Here the job is to restate every entry word for word.

....

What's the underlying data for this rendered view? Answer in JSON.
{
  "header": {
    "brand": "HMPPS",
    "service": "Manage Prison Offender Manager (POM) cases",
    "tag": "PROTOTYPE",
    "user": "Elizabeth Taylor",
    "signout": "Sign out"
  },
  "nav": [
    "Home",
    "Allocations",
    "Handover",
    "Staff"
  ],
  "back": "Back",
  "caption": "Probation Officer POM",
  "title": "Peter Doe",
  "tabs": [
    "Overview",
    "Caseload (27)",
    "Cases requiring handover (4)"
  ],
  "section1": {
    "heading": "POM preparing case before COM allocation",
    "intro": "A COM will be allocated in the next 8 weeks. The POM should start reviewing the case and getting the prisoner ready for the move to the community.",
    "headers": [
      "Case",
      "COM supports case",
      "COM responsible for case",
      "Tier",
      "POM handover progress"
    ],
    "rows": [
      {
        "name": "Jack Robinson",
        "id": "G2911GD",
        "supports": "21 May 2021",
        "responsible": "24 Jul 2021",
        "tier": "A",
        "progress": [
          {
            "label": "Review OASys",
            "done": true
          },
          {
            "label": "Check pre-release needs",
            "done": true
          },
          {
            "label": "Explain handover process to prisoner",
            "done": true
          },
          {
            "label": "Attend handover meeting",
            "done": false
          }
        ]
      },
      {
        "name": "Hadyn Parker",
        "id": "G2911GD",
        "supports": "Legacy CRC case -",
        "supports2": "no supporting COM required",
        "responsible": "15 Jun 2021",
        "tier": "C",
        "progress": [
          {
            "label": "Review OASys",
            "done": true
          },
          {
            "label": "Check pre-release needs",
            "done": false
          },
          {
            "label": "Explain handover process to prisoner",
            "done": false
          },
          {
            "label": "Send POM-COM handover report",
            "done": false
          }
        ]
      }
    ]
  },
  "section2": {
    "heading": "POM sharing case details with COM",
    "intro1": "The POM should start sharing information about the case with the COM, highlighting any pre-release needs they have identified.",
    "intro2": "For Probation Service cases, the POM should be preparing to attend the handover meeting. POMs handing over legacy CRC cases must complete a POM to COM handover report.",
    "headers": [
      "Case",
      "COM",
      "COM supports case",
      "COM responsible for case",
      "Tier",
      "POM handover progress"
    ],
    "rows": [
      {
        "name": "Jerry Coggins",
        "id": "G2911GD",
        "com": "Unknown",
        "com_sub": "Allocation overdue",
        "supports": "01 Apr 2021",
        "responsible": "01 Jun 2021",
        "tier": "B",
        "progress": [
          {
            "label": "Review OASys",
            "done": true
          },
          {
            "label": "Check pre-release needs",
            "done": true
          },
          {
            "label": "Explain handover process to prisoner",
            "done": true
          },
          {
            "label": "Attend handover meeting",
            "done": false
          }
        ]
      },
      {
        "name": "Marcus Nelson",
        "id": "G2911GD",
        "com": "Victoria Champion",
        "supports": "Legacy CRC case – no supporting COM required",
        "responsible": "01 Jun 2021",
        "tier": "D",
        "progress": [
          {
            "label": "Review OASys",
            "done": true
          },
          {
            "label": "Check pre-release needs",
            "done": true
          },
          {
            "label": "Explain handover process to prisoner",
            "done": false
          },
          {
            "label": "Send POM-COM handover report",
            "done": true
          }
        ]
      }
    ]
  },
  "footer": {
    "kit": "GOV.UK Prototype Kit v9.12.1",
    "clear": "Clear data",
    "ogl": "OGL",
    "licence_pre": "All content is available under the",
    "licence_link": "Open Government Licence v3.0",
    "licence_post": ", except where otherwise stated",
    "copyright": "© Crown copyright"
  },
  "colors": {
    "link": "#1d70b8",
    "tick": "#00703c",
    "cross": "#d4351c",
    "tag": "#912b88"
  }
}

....

(EXERCISE OUTPUT)
What's the underlying data for this rendered view? Answer in JSON.
{
  "header": {
    "brand": "HMPPS",
    "service": "Manage Prison Offender Manager (POM) cases",
    "tag": "PROTOTYPE",
    "user": "Elizabeth Taylor",
    "signout": "Sign out"
  },
  "nav": [
    "Home",
    "Allocations",
    "Handover",
    "Staff"
  ],
  "back": "Back",
  "caption": "Probation Officer POM",
  "title": "Peter Doe",
  "tabs": [
    "Overview",
    "Caseload (27)",
    "Cases requiring handover (4)"
  ],
  "section1": {
    "heading": "POM preparing case before COM allocation",
    "intro": "A COM will be allocated in the next 8 weeks. The POM should start reviewing the case and getting the prisoner ready for the move to the community.",
    "headers": [
      "Case",
      "COM supports case",
      "COM responsible for case",
      "Tier",
      "POM handover progress"
    ],
    "rows": [
      {
        "name": "Jack Robinson",
        "id": "G2911GD",
        "supports": "21 May 2021",
        "responsible": "24 Jul 2021",
        "tier": "A",
        "progress": [
          {
            "label": "Review OASys",
            "done": true
          },
          {
            "label": "Check pre-release needs",
            "done": true
          },
          {
            "label": "Explain handover process to prisoner",
            "done": true
          },
          {
            "label": "Attend handover meeting",
            "done": false
          }
        ]
      },
      {
        "name": "Hadyn Parker",
        "id": "G2911GD",
        "supports": "Legacy CRC case -",
        "supports2": "no supporting COM required",
        "responsible": "15 Jun 2021",
        "tier": "C",
        "progress": [
          {
            "label": "Review OASys",
            "done": true
          },
          {
            "label": "Check pre-release needs",
            "done": false
          },
          {
            "label": "Explain handover process to prisoner",
            "done": false
          },
          {
            "label": "Send POM-COM handover report",
            "done": false
          }
        ]
      }
    ]
  },
  "section2": {
    "heading": "POM sharing case details with COM",
    "intro1": "The POM should start sharing information about the case with the COM, highlighting any pre-release needs they have identified.",
    "intro2": "For Probation Service cases, the POM should be preparing to attend the handover meeting. POMs handing over legacy CRC cases must complete a POM to COM handover report.",
    "headers": [
      "Case",
      "COM",
      "COM supports case",
      "COM responsible for case",
      "Tier",
      "POM handover progress"
    ],
    "rows": [
      {
        "name": "Jerry Coggins",
        "id": "G2911GD",
        "com": "Unknown",
        "com_sub": "Allocation overdue",
        "supports": "01 Apr 2021",
        "responsible": "01 Jun 2021",
        "tier": "B",
        "progress": [
          {
            "label": "Review OASys",
            "done": true
          },
          {
            "label": "Check pre-release needs",
            "done": true
          },
          {
            "label": "Explain handover process to prisoner",
            "done": true
          },
          {
            "label": "Attend handover meeting",
            "done": false
          }
        ]
      },
      {
        "name": "Marcus Nelson",
        "id": "G2911GD",
        "com": "Victoria Champion",
        "supports": "Legacy CRC case – no supporting COM required",
        "responsible": "01 Jun 2021",
        "tier": "D",
        "progress": [
          {
            "label": "Review OASys",
            "done": true
          },
          {
            "label": "Check pre-release needs",
            "done": true
          },
          {
            "label": "Explain handover process to prisoner",
            "done": false
          },
          {
            "label": "Send POM-COM handover report",
            "done": true
          }
        ]
      }
    ]
  },
  "footer": {
    "kit": "GOV.UK Prototype Kit v9.12.1",
    "clear": "Clear data",
    "ogl": "OGL",
    "licence_pre": "All content is available under the",
    "licence_link": "Open Government Licence v3.0",
    "licence_post": ", except where otherwise stated",
    "copyright": "© Crown copyright"
  },
  "colors": {
    "link": "#1d70b8",
    "tick": "#00703c",
    "cross": "#d4351c",
    "tag": "#912b88"
  }
}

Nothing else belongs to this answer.